**** Supplied material

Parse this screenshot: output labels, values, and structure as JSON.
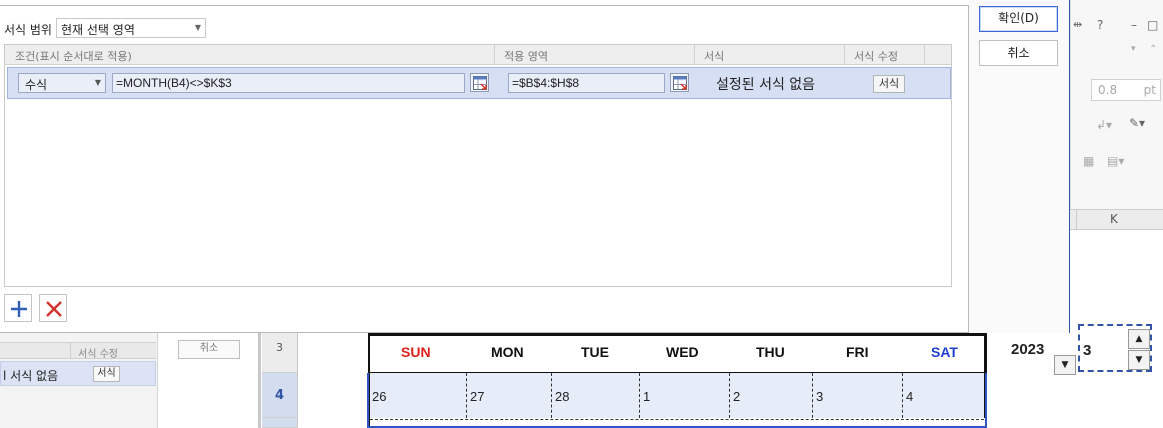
{
  "dialog": {
    "scope_label": "서식 범위",
    "scope_value": "현재 선택 영역",
    "columns": {
      "condition": "조건(표시 순서대로 적용)",
      "range": "적용 영역",
      "format": "서식",
      "edit_format": "서식 수정"
    },
    "rule": {
      "type": "수식",
      "formula": "=MONTH(B4)<>$K$3",
      "range": "=$B$4:$H$8",
      "format_preview": "설정된 서식 없음",
      "format_button": "서식"
    },
    "ok_label": "확인(D)",
    "cancel_label": "취소"
  },
  "background": {
    "left_panel_header": "서식 수정",
    "left_panel_row_text": "l 서식 없음",
    "left_panel_row_button": "서식",
    "small_cancel": "취소",
    "row_numbers": [
      "3",
      "4"
    ],
    "days": [
      {
        "label": "SUN",
        "color": "#e0201b"
      },
      {
        "label": "MON",
        "color": "#111111"
      },
      {
        "label": "TUE",
        "color": "#111111"
      },
      {
        "label": "WED",
        "color": "#111111"
      },
      {
        "label": "THU",
        "color": "#111111"
      },
      {
        "label": "FRI",
        "color": "#111111"
      },
      {
        "label": "SAT",
        "color": "#1f3fd0"
      }
    ],
    "dates": [
      "26",
      "27",
      "28",
      "1",
      "2",
      "3",
      "4"
    ],
    "year": "2023",
    "month": "3",
    "column_k": "K",
    "toolbar_question": "?",
    "toolbar_size_value": "0.8",
    "toolbar_size_unit": "pt"
  },
  "colors": {
    "accent": "#2f55a4",
    "selected_row": "#d6dff4",
    "delete_red": "#d0342c",
    "add_blue": "#2f5fb8"
  }
}
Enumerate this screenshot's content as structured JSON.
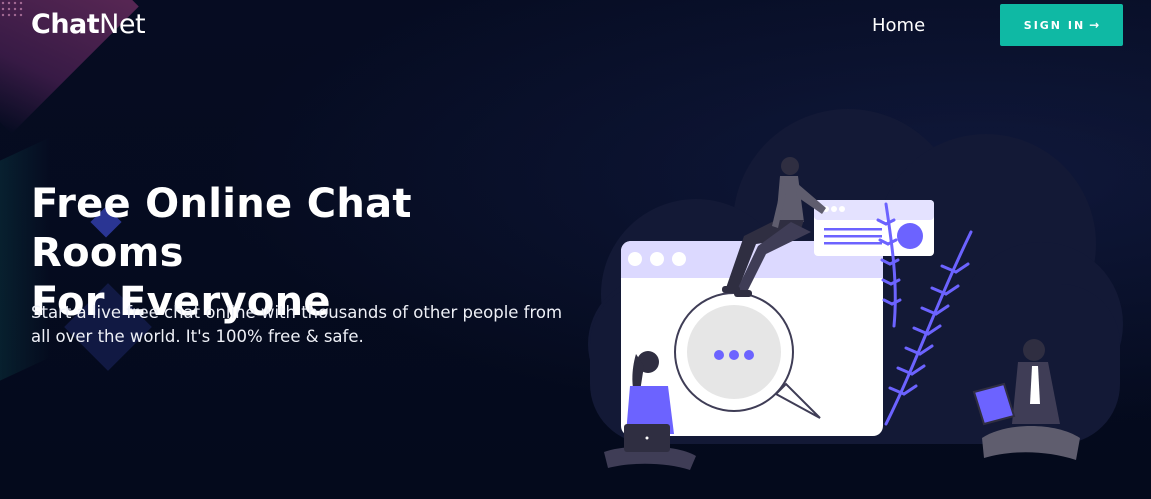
{
  "header": {
    "logo_bold": "Chat",
    "logo_light": "Net",
    "nav_home": "Home",
    "sign_in_label": "SIGN IN",
    "sign_in_icon": "arrow-right-icon"
  },
  "hero": {
    "title_line1": "Free Online Chat Rooms",
    "title_line2": "For Everyone",
    "subtitle": "Start a live free chat online with thousands of other people from all over the world. It's 100% free & safe."
  },
  "colors": {
    "background": "#050b1f",
    "accent": "#0fb9a4",
    "illustration_purple": "#6c63ff",
    "cloud": "#141a3a"
  }
}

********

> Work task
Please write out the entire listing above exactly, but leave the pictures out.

> Solution to this exercise
Parse this screenshot: output labels, values, and structure as JSON.
{
  "dialog": {
    "scope_label": "서식 범위",
    "scope_value": "현재 선택 영역",
    "columns": {
      "condition": "조건(표시 순서대로 적용)",
      "range": "적용 영역",
      "format": "서식",
      "edit_format": "서식 수정"
    },
    "rule": {
      "type": "수식",
      "formula": "=MONTH(B4)<>$K$3",
      "range": "=$B$4:$H$8",
      "format_preview": "설정된 서식 없음",
      "format_button": "서식"
    },
    "ok_label": "확인(D)",
    "cancel_label": "취소"
  },
  "background": {
    "left_panel_header": "서식 수정",
    "left_panel_row_text": "l 서식 없음",
    "left_panel_row_button": "서식",
    "small_cancel": "취소",
    "row_numbers": [
      "3",
      "4"
    ],
    "days": [
      {
        "label": "SUN",
        "color": "#e0201b"
      },
      {
        "label": "MON",
        "color": "#111111"
      },
      {
        "label": "TUE",
        "color": "#111111"
      },
      {
        "label": "WED",
        "color": "#111111"
      },
      {
        "label": "THU",
        "color": "#111111"
      },
      {
        "label": "FRI",
        "color": "#111111"
      },
      {
        "label": "SAT",
        "color": "#1f3fd0"
      }
    ],
    "dates": [
      "26",
      "27",
      "28",
      "1",
      "2",
      "3",
      "4"
    ],
    "year": "2023",
    "month": "3",
    "column_k": "K",
    "toolbar_question": "?",
    "toolbar_size_value": "0.8",
    "toolbar_size_unit": "pt"
  },
  "colors": {
    "accent": "#2f55a4",
    "selected_row": "#d6dff4",
    "delete_red": "#d0342c",
    "add_blue": "#2f5fb8"
  }
}
Enumerate this screenshot's content as structured JSON.
{
  "header": {
    "logo_bold": "Chat",
    "logo_light": "Net",
    "nav_home": "Home",
    "sign_in_label": "SIGN IN",
    "sign_in_icon": "arrow-right-icon"
  },
  "hero": {
    "title_line1": "Free Online Chat Rooms",
    "title_line2": "For Everyone",
    "subtitle": "Start a live free chat online with thousands of other people from all over the world. It's 100% free & safe."
  },
  "colors": {
    "background": "#050b1f",
    "accent": "#0fb9a4",
    "illustration_purple": "#6c63ff",
    "cloud": "#141a3a"
  }
}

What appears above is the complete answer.